**Your task:** Excluding images, repeat the data exactly as given.

**Excerpted data:**
######
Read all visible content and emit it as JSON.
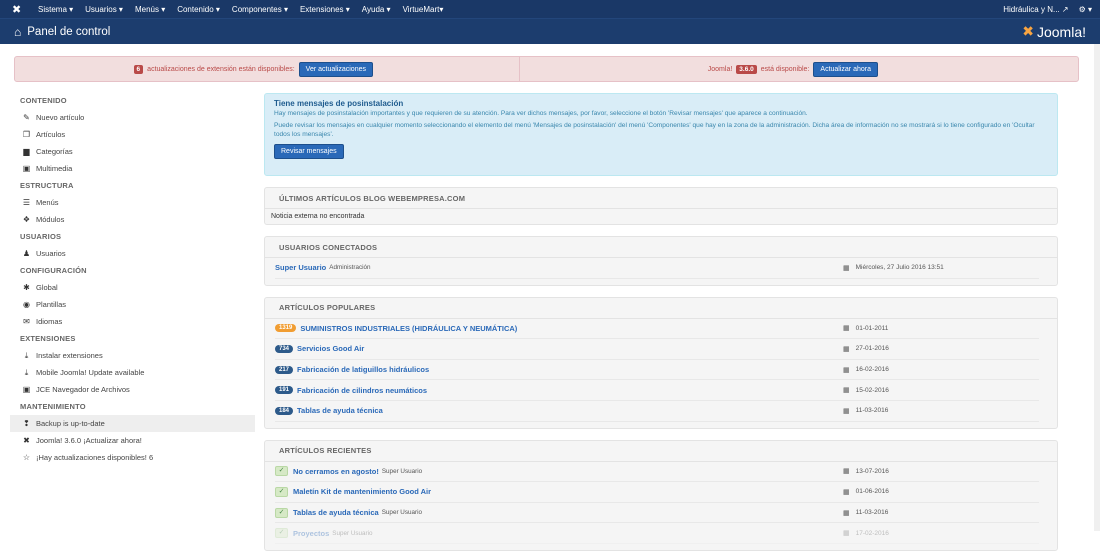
{
  "topbar": {
    "menu": [
      "Sistema ▾",
      "Usuarios ▾",
      "Menús ▾",
      "Contenido ▾",
      "Componentes ▾",
      "Extensiones ▾",
      "Ayuda ▾",
      "VirtueMart▾"
    ],
    "site_label": "Hidráulica y N... ↗",
    "settings_label": "⚙ ▾"
  },
  "header": {
    "title": "Panel de control",
    "brand": "Joomla!"
  },
  "alert": {
    "left_count": "6",
    "left_text": "actualizaciones de extensión están disponibles:",
    "left_button": "Ver actualizaciones",
    "right_pre": "Joomla!",
    "right_version": "3.6.0",
    "right_text": "está disponible:",
    "right_button": "Actualizar ahora"
  },
  "sidebar": {
    "sections": [
      {
        "title": "CONTENIDO",
        "items": [
          {
            "icon": "✎",
            "label": "Nuevo artículo"
          },
          {
            "icon": "❐",
            "label": "Artículos"
          },
          {
            "icon": "▆",
            "label": "Categorías"
          },
          {
            "icon": "▣",
            "label": "Multimedia"
          }
        ]
      },
      {
        "title": "ESTRUCTURA",
        "items": [
          {
            "icon": "☰",
            "label": "Menús"
          },
          {
            "icon": "❖",
            "label": "Módulos"
          }
        ]
      },
      {
        "title": "USUARIOS",
        "items": [
          {
            "icon": "♟",
            "label": "Usuarios"
          }
        ]
      },
      {
        "title": "CONFIGURACIÓN",
        "items": [
          {
            "icon": "✱",
            "label": "Global"
          },
          {
            "icon": "◉",
            "label": "Plantillas"
          },
          {
            "icon": "✉",
            "label": "Idiomas"
          }
        ]
      },
      {
        "title": "EXTENSIONES",
        "items": [
          {
            "icon": "⤓",
            "label": "Instalar extensiones"
          },
          {
            "icon": "⤓",
            "label": "Mobile Joomla! Update available"
          },
          {
            "icon": "▣",
            "label": "JCE Navegador de Archivos"
          }
        ]
      },
      {
        "title": "MANTENIMIENTO",
        "items": [
          {
            "icon": "❢",
            "label": "Backup is up-to-date"
          },
          {
            "icon": "✖",
            "label": "Joomla! 3.6.0 ¡Actualizar ahora!"
          },
          {
            "icon": "☆",
            "label": "¡Hay actualizaciones disponibles! 6"
          }
        ]
      }
    ]
  },
  "info": {
    "title": "Tiene mensajes de posinstalación",
    "p1": "Hay mensajes de posinstalación importantes y que requieren de su atención. Para ver dichos mensajes, por favor, seleccione el botón 'Revisar mensajes' que aparece a continuación.",
    "p2": "Puede revisar los mensajes en cualquier momento seleccionando el elemento del menú 'Mensajes de posinstalación' del menú 'Componentes' que hay en la zona de la administración. Dicha área de información no se mostrará si lo tiene configurado en 'Ocultar todos los mensajes'.",
    "button": "Revisar mensajes"
  },
  "blog": {
    "title": "ÚLTIMOS ARTÍCULOS BLOG WEBEMPRESA.COM",
    "body": "Noticia externa no encontrada"
  },
  "logged": {
    "title": "USUARIOS CONECTADOS",
    "user": "Super Usuario",
    "area": "Administración",
    "date": "Miércoles, 27 Julio 2016 13:51"
  },
  "popular": {
    "title": "ARTÍCULOS POPULARES",
    "rows": [
      {
        "hits": "1319",
        "title": "SUMINISTROS INDUSTRIALES (HIDRÁULICA Y NEUMÁTICA)",
        "date": "01-01-2011"
      },
      {
        "hits": "734",
        "title": "Servicios Good Air",
        "date": "27-01-2016"
      },
      {
        "hits": "217",
        "title": "Fabricación de latiguillos hidráulicos",
        "date": "16-02-2016"
      },
      {
        "hits": "191",
        "title": "Fabricación de cilindros neumáticos",
        "date": "15-02-2016"
      },
      {
        "hits": "184",
        "title": "Tablas de ayuda técnica",
        "date": "11-03-2016"
      }
    ]
  },
  "recent": {
    "title": "ARTÍCULOS RECIENTES",
    "rows": [
      {
        "title": "No cerramos en agosto!",
        "author": "Super Usuario",
        "date": "13-07-2016"
      },
      {
        "title": "Maletín Kit de mantenimiento Good Air",
        "author": "",
        "date": "01-06-2016"
      },
      {
        "title": "Tablas de ayuda técnica",
        "author": "Super Usuario",
        "date": "11-03-2016"
      },
      {
        "title": "Proyectos",
        "author": "Super Usuario",
        "date": "17-02-2016"
      }
    ]
  },
  "colors": {
    "navbar": "#1a3867",
    "header": "#1c3d6e",
    "accent": "#2a69b8",
    "badge_orange": "#f19d32"
  }
}
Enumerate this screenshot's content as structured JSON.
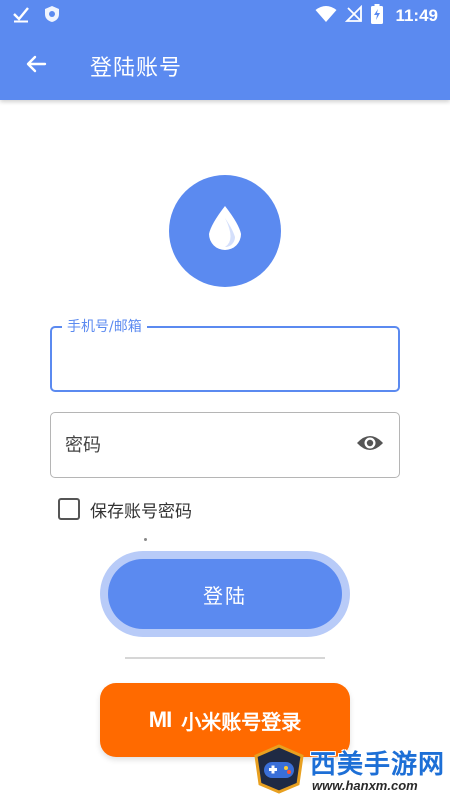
{
  "status_bar": {
    "time": "11:49",
    "icons": [
      "check-notification-icon",
      "shield-notification-icon",
      "wifi-icon",
      "no-signal-icon",
      "battery-charging-icon"
    ]
  },
  "app_bar": {
    "title": "登陆账号",
    "back_icon": "arrow-left-icon"
  },
  "logo": {
    "icon": "water-drop-icon",
    "color": "#5b8af0"
  },
  "form": {
    "account": {
      "label": "手机号/邮箱",
      "value": ""
    },
    "password": {
      "placeholder": "密码",
      "value": "",
      "toggle_icon": "eye-icon"
    },
    "remember": {
      "label": "保存账号密码",
      "checked": false
    },
    "login_button": "登陆"
  },
  "xiaomi_login": {
    "logo": "MI",
    "label": "小米账号登录",
    "color": "#ff6a00"
  },
  "watermark": {
    "text": "西美手游网",
    "url": "www.hanxm.com"
  },
  "colors": {
    "primary": "#5b8af0",
    "halo": "#b8cbf8",
    "accent_orange": "#ff6a00"
  }
}
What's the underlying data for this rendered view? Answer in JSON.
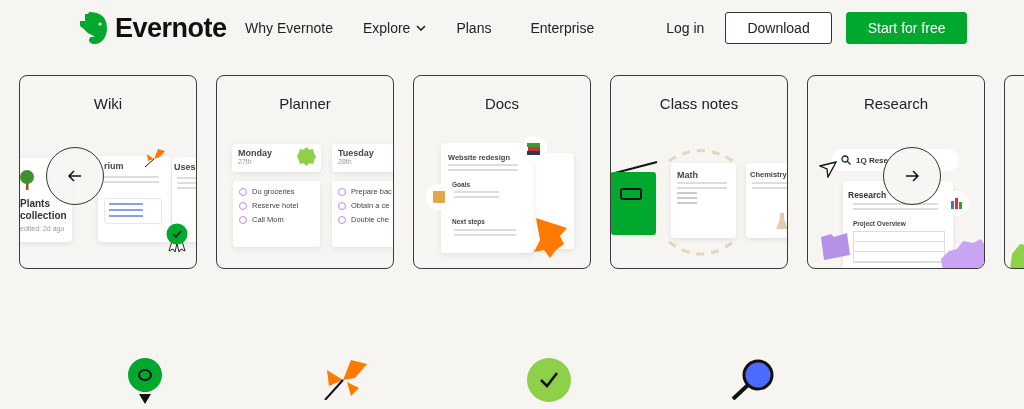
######
**Response for this exercise:**
Read all visible content and emit it as JSON.
{
  "topbar": {
    "menu": [
      "Sistema ▾",
      "Usuarios ▾",
      "Menús ▾",
      "Contenido ▾",
      "Componentes ▾",
      "Extensiones ▾",
      "Ayuda ▾",
      "VirtueMart▾"
    ],
    "site_label": "Hidráulica y N... ↗",
    "settings_label": "⚙ ▾"
  },
  "header": {
    "title": "Panel de control",
    "brand": "Joomla!"
  },
  "alert": {
    "left_count": "6",
    "left_text": "actualizaciones de extensión están disponibles:",
    "left_button": "Ver actualizaciones",
    "right_pre": "Joomla!",
    "right_version": "3.6.0",
    "right_text": "está disponible:",
    "right_button": "Actualizar ahora"
  },
  "sidebar": {
    "sections": [
      {
        "title": "CONTENIDO",
        "items": [
          {
            "icon": "✎",
            "label": "Nuevo artículo"
          },
          {
            "icon": "❐",
            "label": "Artículos"
          },
          {
            "icon": "▆",
            "label": "Categorías"
          },
          {
            "icon": "▣",
            "label": "Multimedia"
          }
        ]
      },
      {
        "title": "ESTRUCTURA",
        "items": [
          {
            "icon": "☰",
            "label": "Menús"
          },
          {
            "icon": "❖",
            "label": "Módulos"
          }
        ]
      },
      {
        "title": "USUARIOS",
        "items": [
          {
            "icon": "♟",
            "label": "Usuarios"
          }
        ]
      },
      {
        "title": "CONFIGURACIÓN",
        "items": [
          {
            "icon": "✱",
            "label": "Global"
          },
          {
            "icon": "◉",
            "label": "Plantillas"
          },
          {
            "icon": "✉",
            "label": "Idiomas"
          }
        ]
      },
      {
        "title": "EXTENSIONES",
        "items": [
          {
            "icon": "⤓",
            "label": "Instalar extensiones"
          },
          {
            "icon": "⤓",
            "label": "Mobile Joomla! Update available"
          },
          {
            "icon": "▣",
            "label": "JCE Navegador de Archivos"
          }
        ]
      },
      {
        "title": "MANTENIMIENTO",
        "items": [
          {
            "icon": "❢",
            "label": "Backup is up-to-date"
          },
          {
            "icon": "✖",
            "label": "Joomla! 3.6.0 ¡Actualizar ahora!"
          },
          {
            "icon": "☆",
            "label": "¡Hay actualizaciones disponibles! 6"
          }
        ]
      }
    ]
  },
  "info": {
    "title": "Tiene mensajes de posinstalación",
    "p1": "Hay mensajes de posinstalación importantes y que requieren de su atención. Para ver dichos mensajes, por favor, seleccione el botón 'Revisar mensajes' que aparece a continuación.",
    "p2": "Puede revisar los mensajes en cualquier momento seleccionando el elemento del menú 'Mensajes de posinstalación' del menú 'Componentes' que hay en la zona de la administración. Dicha área de información no se mostrará si lo tiene configurado en 'Ocultar todos los mensajes'.",
    "button": "Revisar mensajes"
  },
  "blog": {
    "title": "ÚLTIMOS ARTÍCULOS BLOG WEBEMPRESA.COM",
    "body": "Noticia externa no encontrada"
  },
  "logged": {
    "title": "USUARIOS CONECTADOS",
    "user": "Super Usuario",
    "area": "Administración",
    "date": "Miércoles, 27 Julio 2016 13:51"
  },
  "popular": {
    "title": "ARTÍCULOS POPULARES",
    "rows": [
      {
        "hits": "1319",
        "title": "SUMINISTROS INDUSTRIALES (HIDRÁULICA Y NEUMÁTICA)",
        "date": "01-01-2011"
      },
      {
        "hits": "734",
        "title": "Servicios Good Air",
        "date": "27-01-2016"
      },
      {
        "hits": "217",
        "title": "Fabricación de latiguillos hidráulicos",
        "date": "16-02-2016"
      },
      {
        "hits": "191",
        "title": "Fabricación de cilindros neumáticos",
        "date": "15-02-2016"
      },
      {
        "hits": "184",
        "title": "Tablas de ayuda técnica",
        "date": "11-03-2016"
      }
    ]
  },
  "recent": {
    "title": "ARTÍCULOS RECIENTES",
    "rows": [
      {
        "title": "No cerramos en agosto!",
        "author": "Super Usuario",
        "date": "13-07-2016"
      },
      {
        "title": "Maletín Kit de mantenimiento Good Air",
        "author": "",
        "date": "01-06-2016"
      },
      {
        "title": "Tablas de ayuda técnica",
        "author": "Super Usuario",
        "date": "11-03-2016"
      },
      {
        "title": "Proyectos",
        "author": "Super Usuario",
        "date": "17-02-2016"
      }
    ]
  },
  "colors": {
    "navbar": "#1a3867",
    "header": "#1c3d6e",
    "accent": "#2a69b8",
    "badge_orange": "#f19d32"
  }
}
Enumerate this screenshot's content as structured JSON.
{
  "status_bar": {
    "time": "11:49",
    "icons": [
      "check-notification-icon",
      "shield-notification-icon",
      "wifi-icon",
      "no-signal-icon",
      "battery-charging-icon"
    ]
  },
  "app_bar": {
    "title": "登陆账号",
    "back_icon": "arrow-left-icon"
  },
  "logo": {
    "icon": "water-drop-icon",
    "color": "#5b8af0"
  },
  "form": {
    "account": {
      "label": "手机号/邮箱",
      "value": ""
    },
    "password": {
      "placeholder": "密码",
      "value": "",
      "toggle_icon": "eye-icon"
    },
    "remember": {
      "label": "保存账号密码",
      "checked": false
    },
    "login_button": "登陆"
  },
  "xiaomi_login": {
    "logo": "MI",
    "label": "小米账号登录",
    "color": "#ff6a00"
  },
  "watermark": {
    "text": "西美手游网",
    "url": "www.hanxm.com"
  },
  "colors": {
    "primary": "#5b8af0",
    "halo": "#b8cbf8",
    "accent_orange": "#ff6a00"
  }
}
What's the underlying data for this rendered view? Answer in JSON.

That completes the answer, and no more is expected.